West Virginia governor vetoes abortion bill

[JURIST] West Virginia Governor Earl Ray Tomblin [official website] on Friday vetoed [statement] an abortion bill [text] that would have prohibited abortions later than 20 weeks after conception. The House passed the bill [AP report] by a vote of 85-15 with two delegates not participating. The bill passed the West Virginia Senate a few days earlier. West Virginia would have been the first Democrat-controlled state [WP report] to approve a 20-week ban on abortion. Tomblin noted in his statement that the veto was used because he was

Advised, by not only attorneys from the legislature, but through my own legal team that this bill is unconstitutional. The bill is also problematic because it unduly restricts the physician-patient relationship. All patients, particularly expectant mothers, require the best, most unfettered medical judgment and advice from their physicians regarding treatment options. The medical community has made it clear to me that the criminal penalties this bill imposes will impede that advice, and those options, to the detriment of the health and safety of expectant mothers.
The bill resembled an Arizona law that was struck down by a federal appeals court. Its overwhelming acceptance by both Democratically controlled legislative bodies sparked intense controversy among West Virginia democrats.

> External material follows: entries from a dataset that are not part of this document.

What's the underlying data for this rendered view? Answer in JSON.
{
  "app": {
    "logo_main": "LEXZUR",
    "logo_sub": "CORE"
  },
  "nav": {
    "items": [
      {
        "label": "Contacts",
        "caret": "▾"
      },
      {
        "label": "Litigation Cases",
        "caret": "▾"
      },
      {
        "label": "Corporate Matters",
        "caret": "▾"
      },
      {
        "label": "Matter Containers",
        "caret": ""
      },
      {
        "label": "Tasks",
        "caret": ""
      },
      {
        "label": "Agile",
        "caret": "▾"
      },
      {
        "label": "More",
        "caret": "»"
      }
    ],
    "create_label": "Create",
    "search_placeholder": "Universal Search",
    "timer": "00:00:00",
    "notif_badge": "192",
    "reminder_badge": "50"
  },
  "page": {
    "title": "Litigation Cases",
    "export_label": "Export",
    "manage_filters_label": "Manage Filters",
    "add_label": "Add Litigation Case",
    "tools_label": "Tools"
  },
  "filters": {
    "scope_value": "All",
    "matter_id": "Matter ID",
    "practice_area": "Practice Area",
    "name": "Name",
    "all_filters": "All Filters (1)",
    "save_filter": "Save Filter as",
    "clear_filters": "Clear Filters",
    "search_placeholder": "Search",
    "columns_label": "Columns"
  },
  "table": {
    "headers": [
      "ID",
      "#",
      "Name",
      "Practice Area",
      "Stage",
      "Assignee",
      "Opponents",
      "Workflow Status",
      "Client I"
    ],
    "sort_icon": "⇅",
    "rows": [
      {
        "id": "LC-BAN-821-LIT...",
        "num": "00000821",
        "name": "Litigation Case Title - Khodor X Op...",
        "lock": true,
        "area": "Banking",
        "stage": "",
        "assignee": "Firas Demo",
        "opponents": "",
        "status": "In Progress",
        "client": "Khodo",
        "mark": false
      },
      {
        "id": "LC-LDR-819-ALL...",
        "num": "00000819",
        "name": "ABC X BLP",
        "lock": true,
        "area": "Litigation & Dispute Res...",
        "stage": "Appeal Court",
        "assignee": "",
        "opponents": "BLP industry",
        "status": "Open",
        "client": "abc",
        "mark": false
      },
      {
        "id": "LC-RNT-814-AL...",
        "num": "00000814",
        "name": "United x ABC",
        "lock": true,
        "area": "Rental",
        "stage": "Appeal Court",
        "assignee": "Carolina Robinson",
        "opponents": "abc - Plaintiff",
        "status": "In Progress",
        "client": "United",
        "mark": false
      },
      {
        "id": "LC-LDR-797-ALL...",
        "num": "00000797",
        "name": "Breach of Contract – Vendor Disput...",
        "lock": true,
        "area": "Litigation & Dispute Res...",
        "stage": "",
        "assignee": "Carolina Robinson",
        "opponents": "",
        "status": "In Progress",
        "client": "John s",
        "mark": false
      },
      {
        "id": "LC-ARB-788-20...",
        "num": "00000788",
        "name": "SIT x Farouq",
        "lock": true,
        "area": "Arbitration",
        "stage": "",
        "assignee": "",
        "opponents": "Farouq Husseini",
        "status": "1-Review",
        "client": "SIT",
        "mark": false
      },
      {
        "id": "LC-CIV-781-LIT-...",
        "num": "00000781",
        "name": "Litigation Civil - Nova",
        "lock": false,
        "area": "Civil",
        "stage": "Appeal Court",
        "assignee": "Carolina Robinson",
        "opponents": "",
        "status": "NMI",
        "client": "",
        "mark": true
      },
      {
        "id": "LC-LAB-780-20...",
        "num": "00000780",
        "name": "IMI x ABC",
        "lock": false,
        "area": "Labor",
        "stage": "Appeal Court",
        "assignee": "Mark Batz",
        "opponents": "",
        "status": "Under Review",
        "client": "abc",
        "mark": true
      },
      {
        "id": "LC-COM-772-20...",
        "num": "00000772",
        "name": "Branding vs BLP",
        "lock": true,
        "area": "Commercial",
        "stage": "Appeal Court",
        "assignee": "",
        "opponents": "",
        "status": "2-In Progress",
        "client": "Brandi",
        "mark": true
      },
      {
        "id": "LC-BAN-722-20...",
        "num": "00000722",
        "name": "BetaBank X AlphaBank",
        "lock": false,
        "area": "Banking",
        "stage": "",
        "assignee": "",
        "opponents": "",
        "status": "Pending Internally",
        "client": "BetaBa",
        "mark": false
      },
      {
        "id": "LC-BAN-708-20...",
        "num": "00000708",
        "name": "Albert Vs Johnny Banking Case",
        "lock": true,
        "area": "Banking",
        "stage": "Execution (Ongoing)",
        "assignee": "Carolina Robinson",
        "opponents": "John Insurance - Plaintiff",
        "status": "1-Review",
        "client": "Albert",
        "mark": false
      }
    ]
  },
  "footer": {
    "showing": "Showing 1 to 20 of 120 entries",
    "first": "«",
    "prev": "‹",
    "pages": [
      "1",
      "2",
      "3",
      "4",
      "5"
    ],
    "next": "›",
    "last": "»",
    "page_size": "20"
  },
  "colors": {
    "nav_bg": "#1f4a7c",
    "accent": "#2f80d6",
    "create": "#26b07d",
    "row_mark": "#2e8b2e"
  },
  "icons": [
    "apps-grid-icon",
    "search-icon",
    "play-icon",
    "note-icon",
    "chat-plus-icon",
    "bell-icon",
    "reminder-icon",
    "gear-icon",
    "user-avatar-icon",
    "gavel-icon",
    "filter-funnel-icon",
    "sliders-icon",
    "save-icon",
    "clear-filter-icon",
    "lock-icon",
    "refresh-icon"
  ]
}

The debate over 20-week abortion bans is the latest development in the ongoing reproductive rights controversy [JURIST backgrounder] in the US. A number of states have proposed laws to make abortions illegal after 20-weeks and the US government has grappled with the constitutionality of a federal law banning abortion procedures 20 weeks after conception. In February the Mississippi House approved [JURIST report] a 20-week abortion ban law. In January the US Supreme Court declined [JURIST report] to rule on Arizona's attempt to revive its 20-week ban on abortions after having been stuck down [JURIST report] on constitutional grounds by the Ninth Circuit Court of Appeals last May. The US House of Representatives voted [JURIST report] in favor of a federal law banning 20-week abortions in June 2013 but the bill failed [Washington Post report] to gain widespread support in the Democratic-controlled US Senate because many representatives believe such a law would violate women's rights.

 

About Paper Chase

Paper Chase is JURIST's real-time legal news service, powered by a team of 30 law student reporters and editors led by law professor Bernard Hibbitts at the University of Pittsburgh School of Law. As an educational service, Paper Chase is dedicated to presenting important legal news and materials rapidly, objectively and intelligibly in an accessible format.

© Copyright JURIST Legal News and Research Services, Inc., 2013.